The OCFs of the mid-range OIECs used by advisers are mostly in the 0.2% to 0.8% pa range.
We’d suggest a passive portfolio is priced on average at around 0.2%, a core/satellite portfolio at around 0.5% and a straight active portfolio at around 0.75%.
There’s an interesting contrast here between active and passive funds.
- Asset weighted OCFs for passive funds (which compete partially on price) have been falling for a decade, as funds charges shrink and advisers move to cheaper funds.
Active fund OCFs have flatlined for fifteen years.
Things that won’t change
Part four of the report is called “the serenity to accept the things we can’t change”. Here are a few of them:
- Advice – particularly initial advice – doesn’t have economies of scale
- Regulation means that advice must be charged for directly, and can’t be cross-funded
- Platforms want large investors to cross-subsidise smaller ones so that they can afford to take on the smaller ones
- Platforms see larger portfolios as risker (in terms of the penalties they might face for screwing up) and therefore see percentage pricing as an insurance policy)
What might change
Part five is about things that might change:
- Advisers might cut their charges (but few have recently – see chart)
- This might take the form of a fixed fee for ongoing advice
- Or it could be a subscription model (a monthly fee, like Netflix)
- Another approach would be fixed fees for (unregulated) planning and percentage fees for (regulated) advice
- Or more advisers might use tiered fees, perhaps with caps and/or collars
- Platforms could adopt capped fees or modular pricing for each of their products
- Or platform fees could be absorbed by the advisers (and partially recharged, or even recharge with a markup)
- DFM might also go fixed fee, or use tiers and caps.
- Or DFM fees might be routed via the adviser, as per platform fees
- Finally, the big one – fund fees might become tiered or stepped
- Or fund managers might take only a performance fee (Orbis operates in this way)

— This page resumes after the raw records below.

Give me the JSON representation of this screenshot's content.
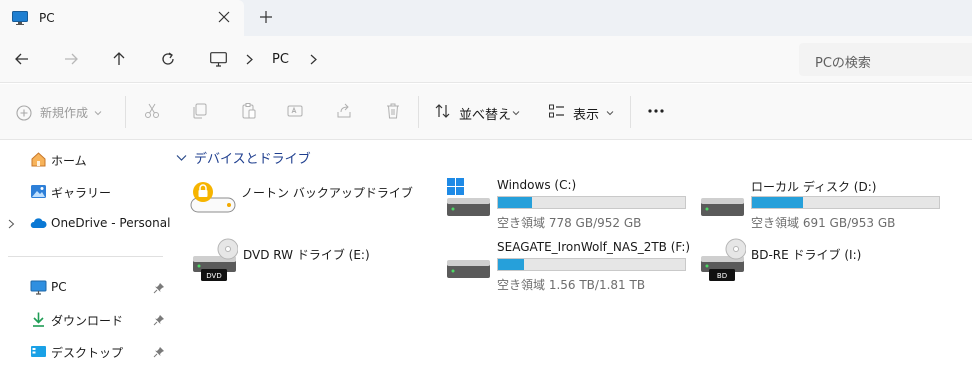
{
  "tab": {
    "title": "PC",
    "icon": "monitor-icon"
  },
  "address": {
    "path": "PC"
  },
  "search": {
    "placeholder": "PCの検索"
  },
  "toolbar": {
    "new_label": "新規作成",
    "sort_label": "並べ替え",
    "view_label": "表示"
  },
  "sidebar": {
    "items": [
      {
        "label": "ホーム",
        "icon": "home-icon"
      },
      {
        "label": "ギャラリー",
        "icon": "gallery-icon"
      },
      {
        "label": "OneDrive - Personal",
        "icon": "onedrive-icon"
      },
      {
        "label": "PC",
        "icon": "monitor-icon",
        "pinned": true
      },
      {
        "label": "ダウンロード",
        "icon": "download-icon",
        "pinned": true
      },
      {
        "label": "デスクトップ",
        "icon": "desktop-icon",
        "pinned": true
      }
    ]
  },
  "main": {
    "group_title": "デバイスとドライブ",
    "drives": [
      {
        "name": "ノートン バックアップドライブ",
        "icon": "norton-backup-icon"
      },
      {
        "name": "Windows (C:)",
        "space": "空き領域 778 GB/952 GB",
        "used_fraction": 0.183,
        "icon": "windows-drive-icon"
      },
      {
        "name": "ローカル ディスク (D:)",
        "space": "空き領域 691 GB/953 GB",
        "used_fraction": 0.275,
        "icon": "hdd-icon"
      },
      {
        "name": "DVD RW ドライブ (E:)",
        "badge": "DVD",
        "icon": "dvd-drive-icon"
      },
      {
        "name": "SEAGATE_IronWolf_NAS_2TB (F:)",
        "space": "空き領域 1.56 TB/1.81 TB",
        "used_fraction": 0.138,
        "icon": "hdd-icon"
      },
      {
        "name": "BD-RE ドライブ (I:)",
        "badge": "BD",
        "icon": "bd-drive-icon"
      }
    ]
  },
  "colors": {
    "accent": "#26a0da",
    "pin": "#7a7a7a"
  }
}
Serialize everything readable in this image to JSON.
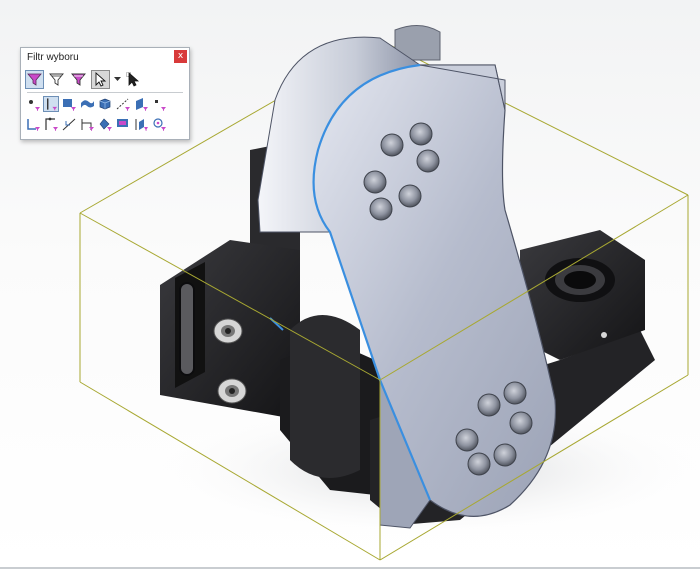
{
  "window": {
    "background": "#f6f7f8"
  },
  "selection_filter": {
    "title": "Filtr wyboru",
    "close_label": "x",
    "toolbar_row": [
      {
        "name": "toggle-filter-icon",
        "state": "pressed"
      },
      {
        "name": "clear-filters-icon",
        "state": "normal"
      },
      {
        "name": "select-all-filters-icon",
        "state": "normal"
      },
      {
        "name": "select-pointer-icon",
        "state": "pressed-gray"
      },
      {
        "name": "dropdown-arrow-icon",
        "state": "normal"
      },
      {
        "name": "select-other-pointer-icon",
        "state": "normal"
      }
    ],
    "filter_row_1": [
      "filter-vertices-icon",
      "filter-edges-icon",
      "filter-faces-icon",
      "filter-surface-bodies-icon",
      "filter-solid-bodies-icon",
      "filter-axes-icon",
      "filter-planes-icon",
      "filter-sketch-points-icon"
    ],
    "filter_row_2": [
      "filter-sketch-segments-icon",
      "filter-midpoints-icon",
      "filter-center-marks-icon",
      "filter-dimensions-icon",
      "filter-surface-finish-icon",
      "filter-annotations-icon",
      "filter-weld-symbols-icon",
      "filter-datum-targets-icon"
    ],
    "active_filter": "filter-edges-icon",
    "accent": "#c94ac9"
  },
  "model": {
    "body_color": "#1f1f21",
    "link_color": "#b9bfd0",
    "selection_color": "#3a8fe0",
    "bounding_box_color": "#a8a832"
  }
}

- Or retail investors might be allowed access to (much cheaper) institutional share classes within funds, or to a hybrid share class – this might be funded via deal aggregation to help with scale economies
Here’s a summary table of the possible changes and impacts:
And here’s how those changes add together to give the new target charge of 1.35% pa:
That’s it for today – it’s been an interesting excursion across to the adviser side of the fence.
- But it seems that advised active investing will still be far too rich for my blood, even in five years’ time.
We’ve only scratched the surface of the report, which runs to 36 pages, so of you want more, please download a copy from The Lang Cat’s website.
- Until next time.
Article credit to: https://the7circles.uk/lang-cat-retail-pricing-forecast/